5. Anticipate the surprises. Although it is difficult to know how to prepare for unintended findings during preclinical testing, drug developers should do everything in their power to ready themselves and their partners for potential obstacles. Drug development companies can alleviate strain and dial down the severity of unexpected setbacks by building time into the overall testing timeline. When surprises do occur during development, ensure that the testing laboratory partner has the flexibility to reschedule studies and troubleshoot. This becomes essential when a drug developer needs to perform an additional investigative study as a consequence of an unanticipated surprise. If a laboratory testing partner can’t schedule the new study until later, the drug developer’s timeline is significantly elongated. To be prepared, drug development companies should fully understand the delay, cancellation and rescheduling policies and capabilities of all testing laboratory partners. Drug developers that are aware of these contractual policies can better prepare for when surprises occur and can develop and execute on the next steps.
Drug developers can alleviate stress when they start to use timelines as a tool for their program’s guidance, rather than a consistent barrier. Identifying strategies to consolidate inefficiencies or dissolve burdens will streamline the drug development process.
Be sure to review the industry’s best practices when it comes to creating and calculating a program’s timeline. Consulting a testing partner early on, sending a sufficient amount of test articles, avoiding miscommunication, securing capacity and forecasting surprises are all essential features to assess.
It’s true that unanticipated findings and testing surprises will always be a part of drug development, and learning how to handle and solve these issues can support preparedness and make the day-to-day work that much more rewarding.
Mingyi Trimble, ScD, DABT, is Senior Technical Director of Toxicology at WuXi AppTec Laboratory Testing Division. Dr. Trimble has over 15 years of preclinical development experience and is an expert in regulatory drug development for a wide range of therapeutic products and indications. After receiving her Doctor of Science degree in Toxicology and MS in Regulatory Toxicology and Risk Assessment from Tulane University in New Orleans, she began her career in the contract research organization (CRO) industry. In her current position as WuXi AppTec’s Senior Technical Director, Dr. Trimble provides technical and scientific support, enhancing WuXi AppTec’s ability to handle technical questions with a quicker response rate for our clients.
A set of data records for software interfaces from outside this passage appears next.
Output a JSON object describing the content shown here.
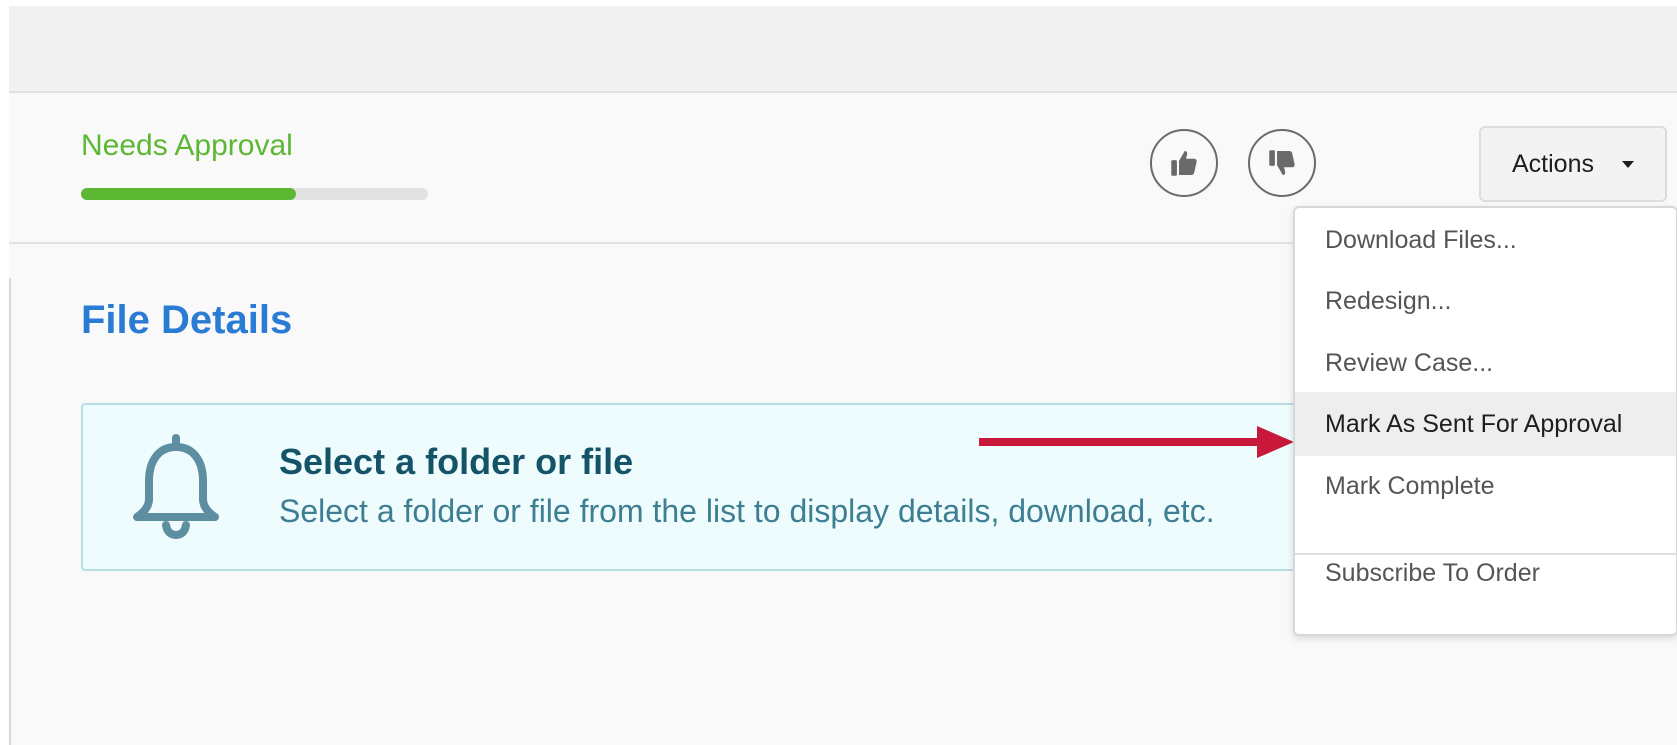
{
  "status": {
    "label": "Needs Approval",
    "progress_fraction": 0.62,
    "color": "#5cb833"
  },
  "vote": {
    "approve_icon": "thumbs-up-icon",
    "reject_icon": "thumbs-down-icon"
  },
  "actions": {
    "label": "Actions",
    "menu_items": [
      "Download Files...",
      "Redesign...",
      "Review Case...",
      "Mark As Sent For Approval",
      "Mark Complete",
      "Subscribe To Order"
    ],
    "highlighted_item": "Mark As Sent For Approval"
  },
  "main": {
    "title": "File Details",
    "notice": {
      "icon": "bell-icon",
      "title": "Select a folder or file",
      "body": "Select a folder or file from the list to display details, download, etc."
    }
  },
  "colors": {
    "accent_blue": "#2a7bd4",
    "arrow": "#c8193b",
    "notice_bg": "#eefcfd"
  }
}
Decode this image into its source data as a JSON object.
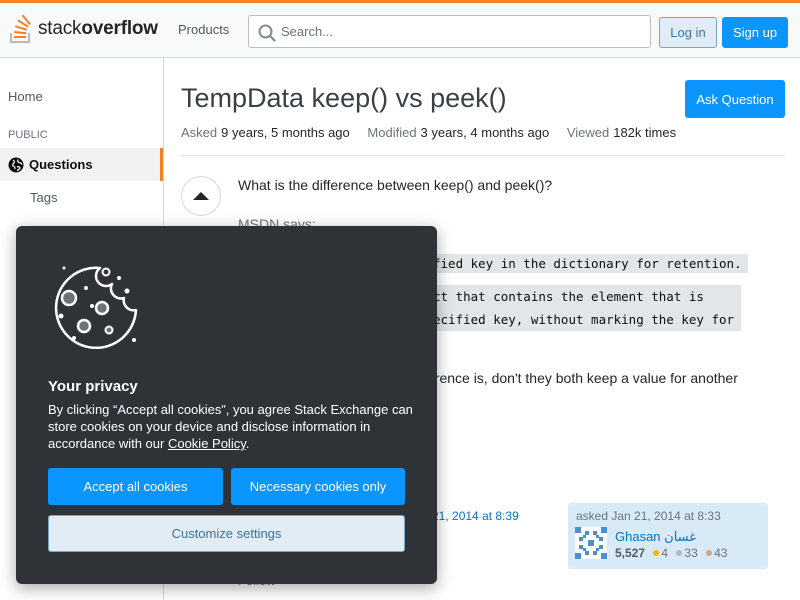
{
  "header": {
    "logo_text_light": "stack",
    "logo_text_bold": "overflow",
    "products_label": "Products",
    "search_placeholder": "Search...",
    "login_label": "Log in",
    "signup_label": "Sign up"
  },
  "sidebar": {
    "home_label": "Home",
    "public_label": "PUBLIC",
    "questions_label": "Questions",
    "tags_label": "Tags"
  },
  "question": {
    "title": "TempData keep() vs peek()",
    "ask_button": "Ask Question",
    "asked_label": "Asked",
    "asked_value": "9 years, 5 months ago",
    "modified_label": "Modified",
    "modified_value": "3 years, 4 months ago",
    "viewed_label": "Viewed",
    "viewed_value": "182k times",
    "line1": "What is the difference between keep() and peek()?",
    "line2": "MSDN says:",
    "code1": "fied key in the dictionary for retention.",
    "code2a": "ct that contains the element that is",
    "code2b": "ecified key, without marking the key for",
    "line3": "erence is, don't they both keep a value for another",
    "edited_fragment": "21, 2014 at 8:39",
    "follow_fragment": "Follow"
  },
  "asker": {
    "asked_time": "asked Jan 21, 2014 at 8:33",
    "name": "Ghasan غسان",
    "reputation": "5,527",
    "gold": "4",
    "silver": "33",
    "bronze": "43",
    "gold_color": "#f1b600",
    "silver_color": "#b4b8bc",
    "bronze_color": "#d1a684"
  },
  "cookie": {
    "title": "Your privacy",
    "text_before_link": "By clicking “Accept all cookies”, you agree Stack Exchange can store cookies on your device and disclose information in accordance with our ",
    "link_text": "Cookie Policy",
    "text_after_link": ".",
    "accept_label": "Accept all cookies",
    "necessary_label": "Necessary cookies only",
    "customize_label": "Customize settings"
  },
  "colors": {
    "accent_orange": "#f48225",
    "primary_blue": "#0a95ff",
    "modal_bg": "#2f3337"
  }
}
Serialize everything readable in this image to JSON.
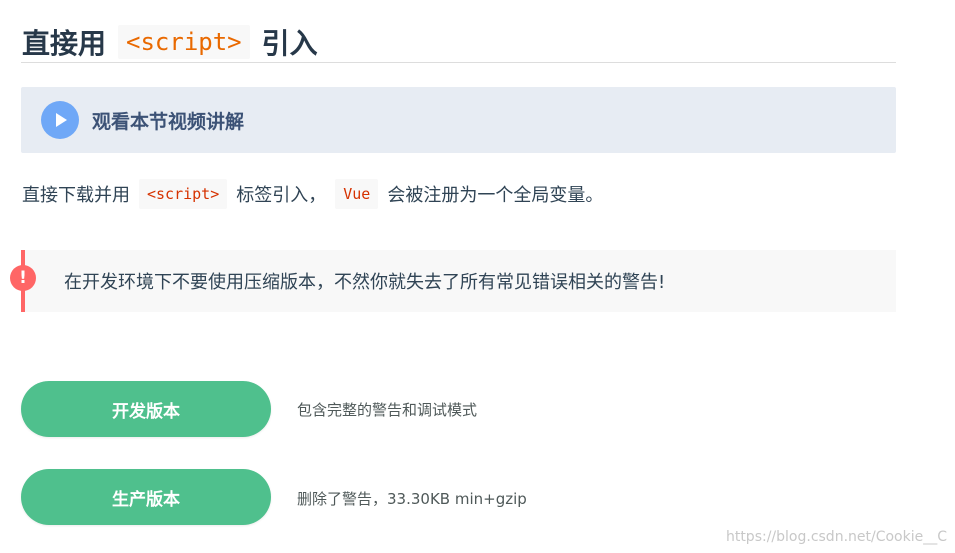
{
  "heading": {
    "before": "直接用",
    "code": "<script>",
    "after": "引入"
  },
  "video_link": {
    "icon": "play-icon",
    "label": "观看本节视频讲解"
  },
  "intro": {
    "text1": "直接下载并用",
    "code1": "<script>",
    "text2": "标签引入，",
    "code2": "Vue",
    "text3": "会被注册为一个全局变量。"
  },
  "warning": {
    "icon": "!",
    "text": "在开发环境下不要使用压缩版本，不然你就失去了所有常见错误相关的警告!"
  },
  "downloads": [
    {
      "label": "开发版本",
      "description": "包含完整的警告和调试模式"
    },
    {
      "label": "生产版本",
      "description": "删除了警告，33.30KB min+gzip"
    }
  ],
  "watermark": "https://blog.csdn.net/Cookie__C",
  "colors": {
    "accent": "#4fc08d",
    "warning": "#ff6666",
    "play": "#6fa8f7",
    "code": "#e96900"
  }
}
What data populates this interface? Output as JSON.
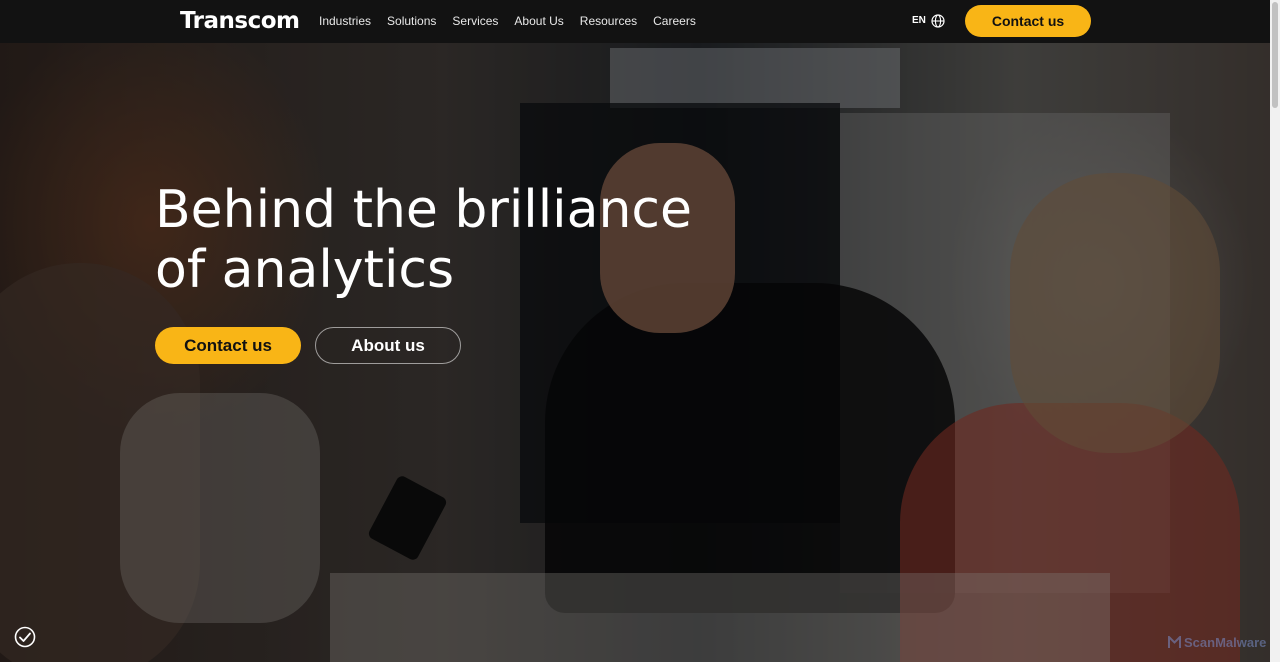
{
  "header": {
    "logo_text": "Transcom",
    "nav": [
      "Industries",
      "Solutions",
      "Services",
      "About Us",
      "Resources",
      "Careers"
    ],
    "language": "EN",
    "cta_label": "Contact us"
  },
  "hero": {
    "title": "Behind the brilliance of analytics",
    "primary_button": "Contact us",
    "secondary_button": "About us"
  },
  "watermark": "ScanMalware",
  "colors": {
    "accent": "#f9b516",
    "header_bg": "#121212"
  },
  "icons": {
    "globe": "globe-icon",
    "cookie": "cookie-settings-icon"
  }
}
Dr. Trimble is currently a Diplomate of the American Board of Toxicology since 2005 and she is an active member of the Society of Toxicology (SOT), American College of Toxicology (ACT), American Society of Gene and Cell Therapy (ASGCT), SOT Northern California Regional Chapter and SOT American Association of Chinese in Toxicology.